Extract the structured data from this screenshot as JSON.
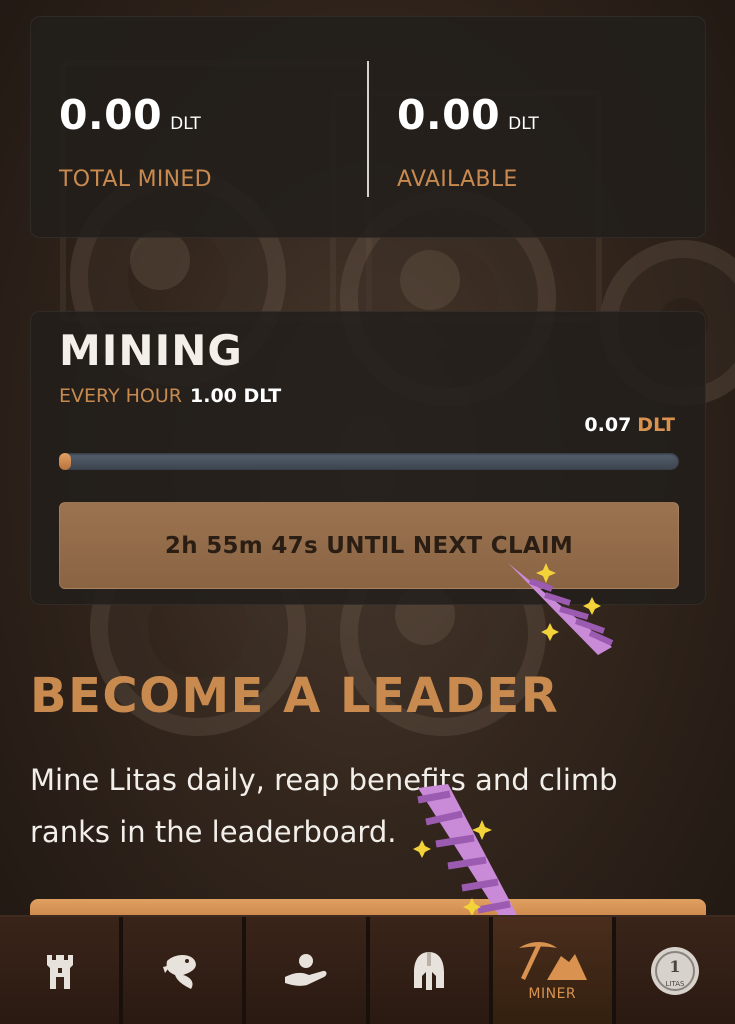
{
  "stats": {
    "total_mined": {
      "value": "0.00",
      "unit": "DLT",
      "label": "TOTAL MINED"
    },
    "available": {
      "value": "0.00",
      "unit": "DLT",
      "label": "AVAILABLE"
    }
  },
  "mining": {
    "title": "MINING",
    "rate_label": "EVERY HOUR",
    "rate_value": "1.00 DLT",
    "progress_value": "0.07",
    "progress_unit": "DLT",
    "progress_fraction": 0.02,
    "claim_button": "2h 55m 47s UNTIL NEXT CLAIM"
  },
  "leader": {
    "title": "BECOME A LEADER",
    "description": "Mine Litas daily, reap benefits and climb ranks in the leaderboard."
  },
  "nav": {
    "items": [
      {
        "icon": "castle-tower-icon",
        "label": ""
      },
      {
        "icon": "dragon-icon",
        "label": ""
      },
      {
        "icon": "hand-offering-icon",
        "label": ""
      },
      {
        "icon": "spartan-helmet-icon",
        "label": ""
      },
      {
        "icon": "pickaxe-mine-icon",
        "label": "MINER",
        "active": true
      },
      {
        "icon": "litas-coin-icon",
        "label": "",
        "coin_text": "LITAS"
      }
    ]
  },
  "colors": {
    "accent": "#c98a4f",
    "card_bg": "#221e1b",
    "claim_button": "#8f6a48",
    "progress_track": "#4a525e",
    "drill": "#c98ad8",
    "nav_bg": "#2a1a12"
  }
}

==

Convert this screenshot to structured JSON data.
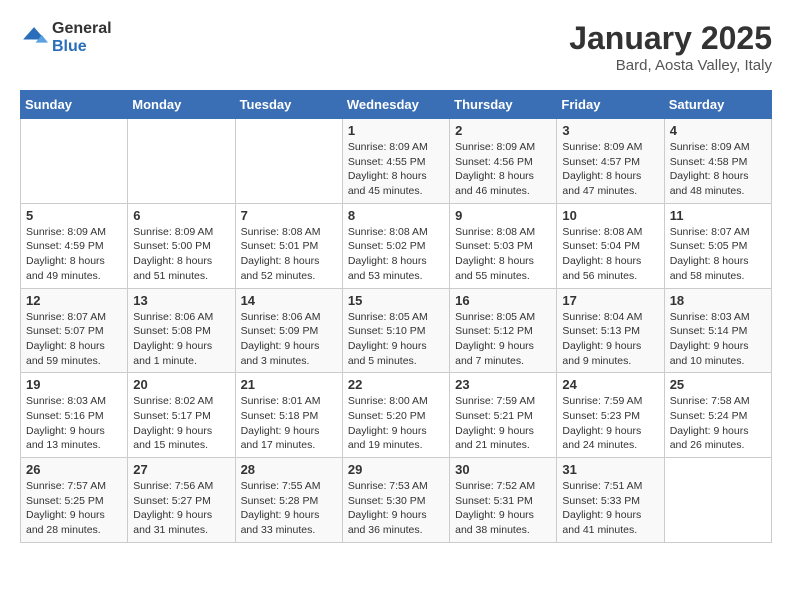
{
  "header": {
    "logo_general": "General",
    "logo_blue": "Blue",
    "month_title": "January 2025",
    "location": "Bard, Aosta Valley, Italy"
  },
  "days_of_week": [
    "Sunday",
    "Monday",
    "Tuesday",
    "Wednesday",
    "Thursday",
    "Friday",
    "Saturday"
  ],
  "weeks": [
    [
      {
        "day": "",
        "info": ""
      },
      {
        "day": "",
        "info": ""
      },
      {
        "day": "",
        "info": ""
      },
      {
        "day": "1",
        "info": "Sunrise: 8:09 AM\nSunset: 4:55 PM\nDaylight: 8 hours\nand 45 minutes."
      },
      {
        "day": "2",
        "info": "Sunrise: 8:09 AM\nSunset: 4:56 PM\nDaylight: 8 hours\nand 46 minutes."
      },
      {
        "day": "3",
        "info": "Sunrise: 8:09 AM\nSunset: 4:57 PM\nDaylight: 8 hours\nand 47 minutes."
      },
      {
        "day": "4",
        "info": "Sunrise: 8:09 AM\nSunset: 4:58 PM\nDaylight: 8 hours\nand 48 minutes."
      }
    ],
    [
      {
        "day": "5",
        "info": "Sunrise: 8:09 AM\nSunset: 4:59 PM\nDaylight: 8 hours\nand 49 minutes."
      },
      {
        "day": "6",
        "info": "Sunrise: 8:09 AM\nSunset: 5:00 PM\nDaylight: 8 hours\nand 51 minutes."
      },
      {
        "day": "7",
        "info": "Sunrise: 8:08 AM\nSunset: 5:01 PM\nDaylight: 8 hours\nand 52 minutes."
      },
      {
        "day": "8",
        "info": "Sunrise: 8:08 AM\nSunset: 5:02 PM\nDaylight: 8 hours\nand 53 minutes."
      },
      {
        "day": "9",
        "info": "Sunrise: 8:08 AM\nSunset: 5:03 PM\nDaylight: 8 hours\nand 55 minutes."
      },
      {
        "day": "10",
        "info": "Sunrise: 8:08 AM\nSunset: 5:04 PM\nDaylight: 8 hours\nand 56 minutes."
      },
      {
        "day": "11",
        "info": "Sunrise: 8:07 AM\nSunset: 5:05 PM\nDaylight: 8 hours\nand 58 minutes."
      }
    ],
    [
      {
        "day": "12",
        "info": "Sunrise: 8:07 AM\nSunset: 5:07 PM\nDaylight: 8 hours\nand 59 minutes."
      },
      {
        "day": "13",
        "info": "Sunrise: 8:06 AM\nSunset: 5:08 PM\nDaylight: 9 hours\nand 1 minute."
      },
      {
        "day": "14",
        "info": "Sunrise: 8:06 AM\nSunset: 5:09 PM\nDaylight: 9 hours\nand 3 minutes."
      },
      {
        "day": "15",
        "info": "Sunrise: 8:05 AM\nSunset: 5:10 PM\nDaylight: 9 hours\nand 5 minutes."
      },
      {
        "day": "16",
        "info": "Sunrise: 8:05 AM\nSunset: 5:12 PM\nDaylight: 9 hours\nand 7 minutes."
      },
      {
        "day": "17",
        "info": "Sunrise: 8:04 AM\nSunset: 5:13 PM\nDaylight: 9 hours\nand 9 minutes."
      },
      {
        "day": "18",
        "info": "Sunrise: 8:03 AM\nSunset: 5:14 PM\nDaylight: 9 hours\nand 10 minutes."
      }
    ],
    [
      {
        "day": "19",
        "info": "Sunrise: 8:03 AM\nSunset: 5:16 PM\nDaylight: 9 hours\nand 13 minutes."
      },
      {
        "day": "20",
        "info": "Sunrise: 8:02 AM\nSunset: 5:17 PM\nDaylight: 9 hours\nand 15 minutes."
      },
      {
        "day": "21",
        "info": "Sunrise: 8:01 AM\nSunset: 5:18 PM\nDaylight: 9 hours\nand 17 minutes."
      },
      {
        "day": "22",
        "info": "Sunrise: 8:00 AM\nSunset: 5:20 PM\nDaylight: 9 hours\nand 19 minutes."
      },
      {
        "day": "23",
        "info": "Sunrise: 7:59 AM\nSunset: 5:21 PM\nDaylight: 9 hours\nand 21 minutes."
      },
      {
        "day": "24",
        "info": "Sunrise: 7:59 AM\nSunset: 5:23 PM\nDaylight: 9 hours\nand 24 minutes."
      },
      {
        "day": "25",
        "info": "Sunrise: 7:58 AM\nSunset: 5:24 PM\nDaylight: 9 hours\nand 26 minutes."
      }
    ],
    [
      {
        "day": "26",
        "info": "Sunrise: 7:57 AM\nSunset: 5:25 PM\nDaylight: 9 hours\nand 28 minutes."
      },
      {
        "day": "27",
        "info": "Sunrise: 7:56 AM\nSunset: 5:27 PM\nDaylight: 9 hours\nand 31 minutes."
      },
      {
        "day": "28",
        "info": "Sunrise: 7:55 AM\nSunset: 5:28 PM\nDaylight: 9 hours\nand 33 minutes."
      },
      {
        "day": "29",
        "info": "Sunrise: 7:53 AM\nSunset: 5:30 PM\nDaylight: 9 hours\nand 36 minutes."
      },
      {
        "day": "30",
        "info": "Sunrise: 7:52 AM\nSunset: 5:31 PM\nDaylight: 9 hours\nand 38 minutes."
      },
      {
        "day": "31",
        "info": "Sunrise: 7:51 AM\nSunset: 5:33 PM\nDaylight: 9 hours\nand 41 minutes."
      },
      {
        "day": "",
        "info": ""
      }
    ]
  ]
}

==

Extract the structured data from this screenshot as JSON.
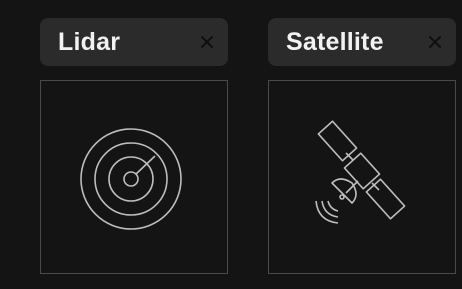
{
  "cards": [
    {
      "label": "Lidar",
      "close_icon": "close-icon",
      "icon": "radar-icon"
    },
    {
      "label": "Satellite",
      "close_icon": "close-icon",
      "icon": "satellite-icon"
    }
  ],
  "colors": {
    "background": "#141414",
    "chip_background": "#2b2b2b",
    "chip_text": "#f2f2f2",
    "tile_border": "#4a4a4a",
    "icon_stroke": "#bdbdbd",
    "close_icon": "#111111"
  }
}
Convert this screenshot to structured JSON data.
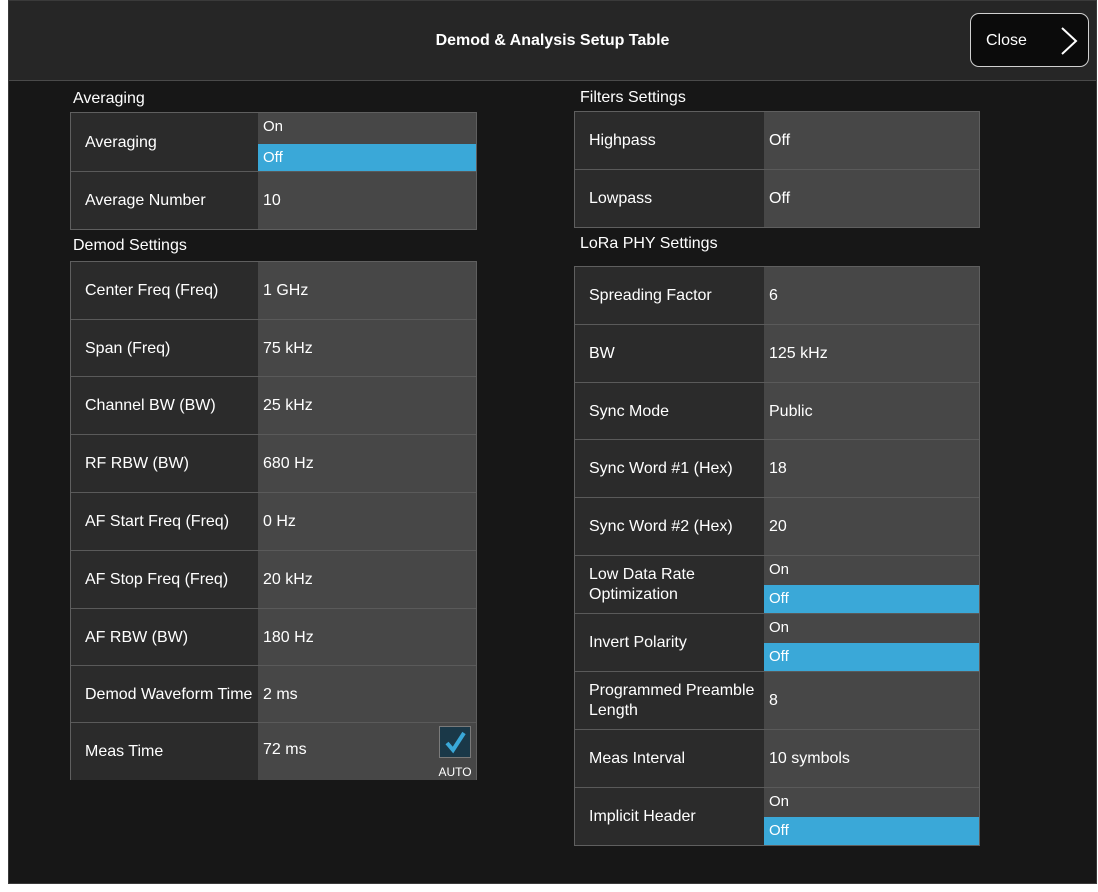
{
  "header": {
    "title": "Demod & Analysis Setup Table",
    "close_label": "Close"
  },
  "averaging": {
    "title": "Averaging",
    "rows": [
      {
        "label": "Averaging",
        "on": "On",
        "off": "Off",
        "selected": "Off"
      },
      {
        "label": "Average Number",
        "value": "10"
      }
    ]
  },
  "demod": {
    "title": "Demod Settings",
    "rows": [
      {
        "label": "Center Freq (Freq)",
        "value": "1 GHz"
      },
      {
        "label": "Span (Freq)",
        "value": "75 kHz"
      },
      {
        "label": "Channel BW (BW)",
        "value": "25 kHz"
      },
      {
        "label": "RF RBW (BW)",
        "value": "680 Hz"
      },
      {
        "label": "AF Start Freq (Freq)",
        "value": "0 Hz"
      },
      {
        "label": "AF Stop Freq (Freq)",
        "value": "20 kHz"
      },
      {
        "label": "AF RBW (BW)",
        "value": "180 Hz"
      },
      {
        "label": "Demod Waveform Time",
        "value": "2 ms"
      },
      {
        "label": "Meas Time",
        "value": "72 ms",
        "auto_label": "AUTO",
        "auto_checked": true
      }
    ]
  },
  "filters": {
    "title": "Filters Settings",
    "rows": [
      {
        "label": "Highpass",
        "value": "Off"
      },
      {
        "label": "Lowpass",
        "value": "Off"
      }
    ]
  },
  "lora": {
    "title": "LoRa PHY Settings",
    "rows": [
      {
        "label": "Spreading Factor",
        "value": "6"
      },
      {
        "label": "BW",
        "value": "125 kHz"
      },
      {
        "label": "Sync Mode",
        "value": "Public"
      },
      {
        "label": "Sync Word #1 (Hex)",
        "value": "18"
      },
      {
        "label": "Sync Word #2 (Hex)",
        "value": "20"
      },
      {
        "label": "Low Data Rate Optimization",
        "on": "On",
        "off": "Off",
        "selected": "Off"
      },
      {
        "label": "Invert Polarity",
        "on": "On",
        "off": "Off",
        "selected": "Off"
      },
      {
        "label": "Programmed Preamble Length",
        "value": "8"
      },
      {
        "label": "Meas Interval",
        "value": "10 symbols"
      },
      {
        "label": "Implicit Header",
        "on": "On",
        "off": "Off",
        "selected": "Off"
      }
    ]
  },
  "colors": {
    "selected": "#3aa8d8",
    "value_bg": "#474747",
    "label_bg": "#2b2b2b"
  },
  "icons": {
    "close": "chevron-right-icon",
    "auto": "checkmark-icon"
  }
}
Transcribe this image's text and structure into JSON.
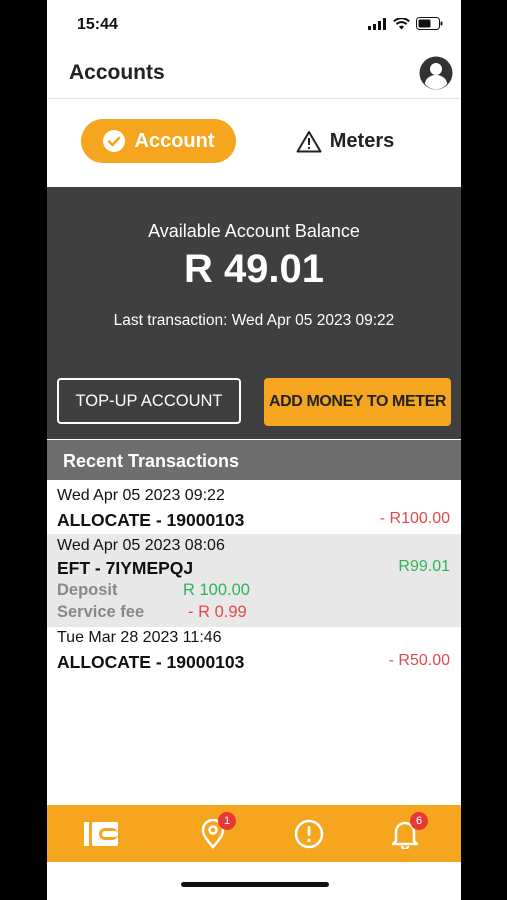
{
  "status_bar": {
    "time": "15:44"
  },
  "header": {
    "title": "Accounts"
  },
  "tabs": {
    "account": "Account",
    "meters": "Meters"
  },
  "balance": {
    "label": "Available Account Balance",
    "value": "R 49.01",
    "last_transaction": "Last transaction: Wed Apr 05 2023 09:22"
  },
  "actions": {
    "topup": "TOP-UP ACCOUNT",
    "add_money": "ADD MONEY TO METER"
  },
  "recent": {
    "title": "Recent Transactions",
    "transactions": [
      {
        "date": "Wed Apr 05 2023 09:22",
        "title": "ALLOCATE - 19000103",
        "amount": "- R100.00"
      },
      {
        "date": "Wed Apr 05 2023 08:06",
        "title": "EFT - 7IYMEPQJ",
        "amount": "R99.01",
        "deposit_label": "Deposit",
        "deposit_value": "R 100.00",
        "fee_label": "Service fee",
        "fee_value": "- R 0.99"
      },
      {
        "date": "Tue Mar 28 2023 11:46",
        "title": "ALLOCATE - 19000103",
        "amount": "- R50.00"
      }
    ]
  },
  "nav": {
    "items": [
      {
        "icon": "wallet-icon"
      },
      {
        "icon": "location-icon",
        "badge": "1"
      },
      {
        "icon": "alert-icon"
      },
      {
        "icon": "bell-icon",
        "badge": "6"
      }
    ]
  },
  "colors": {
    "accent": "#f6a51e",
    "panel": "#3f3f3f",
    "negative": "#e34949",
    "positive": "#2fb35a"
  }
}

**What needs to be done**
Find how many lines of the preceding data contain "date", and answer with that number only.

**Your response**
3